The FBI was recently able to unlock the iPhones used by the shooter in Pensacola, Florida, without Apple's help. Apple had been approached by FBI, and the company provided iCloud data, however, it drew the line when it came to unlocking the iPhone.
GrayKey is well known for being one of the only few solutions to unlocking iPhones by using iOS vulnerabilities. The tool is a hardware device which connects to iPhone via a Lighting cable and attempts a brute force attack after installing a software 'agent'. As per NBC, the tool can crack a four-digit passcode in a few minutes, while a six-digit passcode can take less than a day. However, 8 or 10 digit passcodes can take weeks or years.
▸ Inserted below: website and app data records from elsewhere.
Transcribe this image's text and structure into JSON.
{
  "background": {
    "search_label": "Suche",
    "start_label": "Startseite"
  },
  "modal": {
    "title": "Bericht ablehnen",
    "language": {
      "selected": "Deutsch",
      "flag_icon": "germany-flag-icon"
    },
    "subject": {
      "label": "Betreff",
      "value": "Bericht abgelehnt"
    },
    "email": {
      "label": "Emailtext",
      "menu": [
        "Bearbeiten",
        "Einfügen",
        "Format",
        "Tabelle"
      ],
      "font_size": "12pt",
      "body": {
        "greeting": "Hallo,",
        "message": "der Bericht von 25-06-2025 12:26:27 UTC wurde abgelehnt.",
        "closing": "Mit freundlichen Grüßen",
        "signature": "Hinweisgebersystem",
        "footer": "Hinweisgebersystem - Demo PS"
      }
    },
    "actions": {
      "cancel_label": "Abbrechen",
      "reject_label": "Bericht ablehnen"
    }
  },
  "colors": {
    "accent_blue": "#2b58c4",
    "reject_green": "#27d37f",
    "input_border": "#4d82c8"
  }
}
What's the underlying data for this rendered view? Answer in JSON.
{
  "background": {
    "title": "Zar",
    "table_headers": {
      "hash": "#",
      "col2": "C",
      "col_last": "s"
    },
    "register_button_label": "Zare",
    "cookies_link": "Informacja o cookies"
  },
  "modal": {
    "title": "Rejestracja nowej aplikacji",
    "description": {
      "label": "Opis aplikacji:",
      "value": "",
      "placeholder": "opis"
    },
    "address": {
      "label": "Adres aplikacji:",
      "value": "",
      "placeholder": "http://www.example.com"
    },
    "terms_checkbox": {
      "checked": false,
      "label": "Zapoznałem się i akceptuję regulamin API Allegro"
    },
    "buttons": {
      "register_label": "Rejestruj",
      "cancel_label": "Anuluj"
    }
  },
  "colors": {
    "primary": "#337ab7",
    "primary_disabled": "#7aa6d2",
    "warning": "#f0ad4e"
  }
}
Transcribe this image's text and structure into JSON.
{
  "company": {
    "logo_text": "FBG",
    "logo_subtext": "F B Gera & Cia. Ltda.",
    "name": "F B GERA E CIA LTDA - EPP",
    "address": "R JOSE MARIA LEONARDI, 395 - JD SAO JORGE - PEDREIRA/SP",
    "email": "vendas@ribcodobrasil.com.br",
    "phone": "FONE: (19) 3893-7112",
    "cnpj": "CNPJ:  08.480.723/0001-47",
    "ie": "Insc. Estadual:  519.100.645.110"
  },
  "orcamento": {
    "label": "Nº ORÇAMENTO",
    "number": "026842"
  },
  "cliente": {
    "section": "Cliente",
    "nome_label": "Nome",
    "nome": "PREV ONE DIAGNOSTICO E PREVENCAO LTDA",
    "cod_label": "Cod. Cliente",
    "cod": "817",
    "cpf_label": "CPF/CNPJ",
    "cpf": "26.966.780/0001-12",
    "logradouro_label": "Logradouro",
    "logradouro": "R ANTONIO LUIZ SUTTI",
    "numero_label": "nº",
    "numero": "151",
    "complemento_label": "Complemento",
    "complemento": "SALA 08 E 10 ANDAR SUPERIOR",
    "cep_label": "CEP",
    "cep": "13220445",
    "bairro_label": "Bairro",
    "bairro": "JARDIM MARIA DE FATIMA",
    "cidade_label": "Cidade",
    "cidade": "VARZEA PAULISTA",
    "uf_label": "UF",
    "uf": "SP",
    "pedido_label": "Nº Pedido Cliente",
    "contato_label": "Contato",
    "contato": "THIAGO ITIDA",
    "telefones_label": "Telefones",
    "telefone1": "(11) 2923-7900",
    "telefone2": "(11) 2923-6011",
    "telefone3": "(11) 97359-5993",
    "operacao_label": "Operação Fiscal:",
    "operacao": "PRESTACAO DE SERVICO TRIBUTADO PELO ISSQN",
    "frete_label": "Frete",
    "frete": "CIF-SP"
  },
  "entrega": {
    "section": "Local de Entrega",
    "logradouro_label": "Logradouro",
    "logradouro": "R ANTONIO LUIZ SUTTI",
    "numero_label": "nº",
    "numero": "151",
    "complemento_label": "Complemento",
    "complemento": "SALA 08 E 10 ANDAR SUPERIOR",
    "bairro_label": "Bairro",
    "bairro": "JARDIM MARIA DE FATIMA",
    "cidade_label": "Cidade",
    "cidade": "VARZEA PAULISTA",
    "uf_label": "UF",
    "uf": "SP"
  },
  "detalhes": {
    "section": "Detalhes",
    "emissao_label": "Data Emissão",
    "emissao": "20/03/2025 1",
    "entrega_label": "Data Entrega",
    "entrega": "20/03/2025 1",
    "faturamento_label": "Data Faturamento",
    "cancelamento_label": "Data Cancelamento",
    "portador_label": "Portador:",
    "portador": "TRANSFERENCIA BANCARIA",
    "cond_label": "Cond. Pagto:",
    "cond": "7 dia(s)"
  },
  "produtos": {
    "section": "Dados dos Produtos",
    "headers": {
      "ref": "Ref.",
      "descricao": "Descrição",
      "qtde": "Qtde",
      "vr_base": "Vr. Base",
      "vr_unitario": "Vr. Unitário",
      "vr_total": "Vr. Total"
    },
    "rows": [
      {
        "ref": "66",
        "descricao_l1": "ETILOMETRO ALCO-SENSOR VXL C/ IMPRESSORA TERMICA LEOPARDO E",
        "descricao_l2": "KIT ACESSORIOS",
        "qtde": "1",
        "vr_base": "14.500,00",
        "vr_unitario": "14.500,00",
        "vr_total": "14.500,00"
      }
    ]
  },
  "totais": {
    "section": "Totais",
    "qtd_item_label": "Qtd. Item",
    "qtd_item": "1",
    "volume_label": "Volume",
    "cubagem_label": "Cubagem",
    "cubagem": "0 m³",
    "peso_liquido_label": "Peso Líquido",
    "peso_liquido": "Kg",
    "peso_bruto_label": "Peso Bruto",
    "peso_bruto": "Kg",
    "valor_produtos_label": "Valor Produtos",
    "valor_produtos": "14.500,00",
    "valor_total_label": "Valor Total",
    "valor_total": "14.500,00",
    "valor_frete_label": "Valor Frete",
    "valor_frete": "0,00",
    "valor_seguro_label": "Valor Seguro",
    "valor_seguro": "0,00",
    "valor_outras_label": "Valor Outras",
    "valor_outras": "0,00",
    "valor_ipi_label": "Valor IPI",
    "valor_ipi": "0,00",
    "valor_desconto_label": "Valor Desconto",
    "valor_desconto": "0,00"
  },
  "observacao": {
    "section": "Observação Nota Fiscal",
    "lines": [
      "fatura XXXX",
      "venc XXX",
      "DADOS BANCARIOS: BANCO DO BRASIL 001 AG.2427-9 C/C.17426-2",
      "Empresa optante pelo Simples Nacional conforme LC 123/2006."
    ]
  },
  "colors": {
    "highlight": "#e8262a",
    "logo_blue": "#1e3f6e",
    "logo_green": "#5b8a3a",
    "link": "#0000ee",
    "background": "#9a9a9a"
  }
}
It can take minutes to crack a four-digit pin and less than a day to crack a six-digit pin, according to calculations by cryptographer Matthew Green, an Associate Professor of Computer Science at the Johns Hopkins Information Security Institute. For eight- and 10-digit passcodes it can take weeks or years. It is under these circumstances that Hide UI provides a way to get access to the device more quickly.
When GrayKey fails, law enforcement agencies have to rely on Hide UI. Once installed on an iPhone, It works as sort of a key logger, which records any successful passcode input and saved it in a text file. This text file can then be retrieved by GrayKey, and the passcode can be used to unlock the iPhone. Hide UI also disables Airplane mode and prevents the device from being erased.
Using Hide UI is not as simple as just installing the app though. Once the app is installed, law enforcement agencies have to trick the suspect into unlocking the iPhone, sometimes under the guise of calling their lawyer. Once the suspect enters the passcode, it is saved to the text file, even if the iPhone is locked again.
Of course, Hide UI will not be effective if the suspect is dead, which was the case with the Florida shooter. Hide UI is also buggy and does not always work.
A second law enforcement official said that the software was “buggy” and that it was often easier to get the suspect to hand over their passcode during interrogation than to use the subterfuge required for Hide UI to work.
Does this solve the issue of unlocking iPhones for investigations? No. It opens another can of worms. Although law enforcement officials need a warrant to be able to use such means to unlock iPhones, things are not as black and white. Law enforcement officials have anonymously told NBC that offices often engage in unethical behavior.
“It’s great technology for our cases, but as a citizen I don’t really like how it’s being used. I feel like sometimes officers will engage in borderline and unethical behavior,” the law enforcement official said.
Concerns arise that Hide UI and GrayKey might be commonly used without a warrant, because of the time restrictions that Apple puts on iOS devices, when incorrect passcodes are entered. GrayKey also does not advertise Hide UI in its features, which means that it is intentionally hidden and only shared with customers under strict NDAs. This means that although GrayKey is mentioned in some warrants, Hide UI is never mentioned in them, which raises concerns with legality and failure of disclosure. This opens up the possibility of unauthorized usage of the tools for reasons that are not outlined in any legal document.
“Law enforcement use of this ‘agent’ keylogger feature can be legal, so long as the warrant the government gets to search and seize the device spells out that the investigators are permitted to use it,” said Riana Pfefferkorn, associate director of surveillance and cybersecurity at Stanford Law School’s Center for Internet and Society. “In general, I don't think that magistrate judges authorizing search warrants would expect that the government plans to implant malware on a device it has seized.”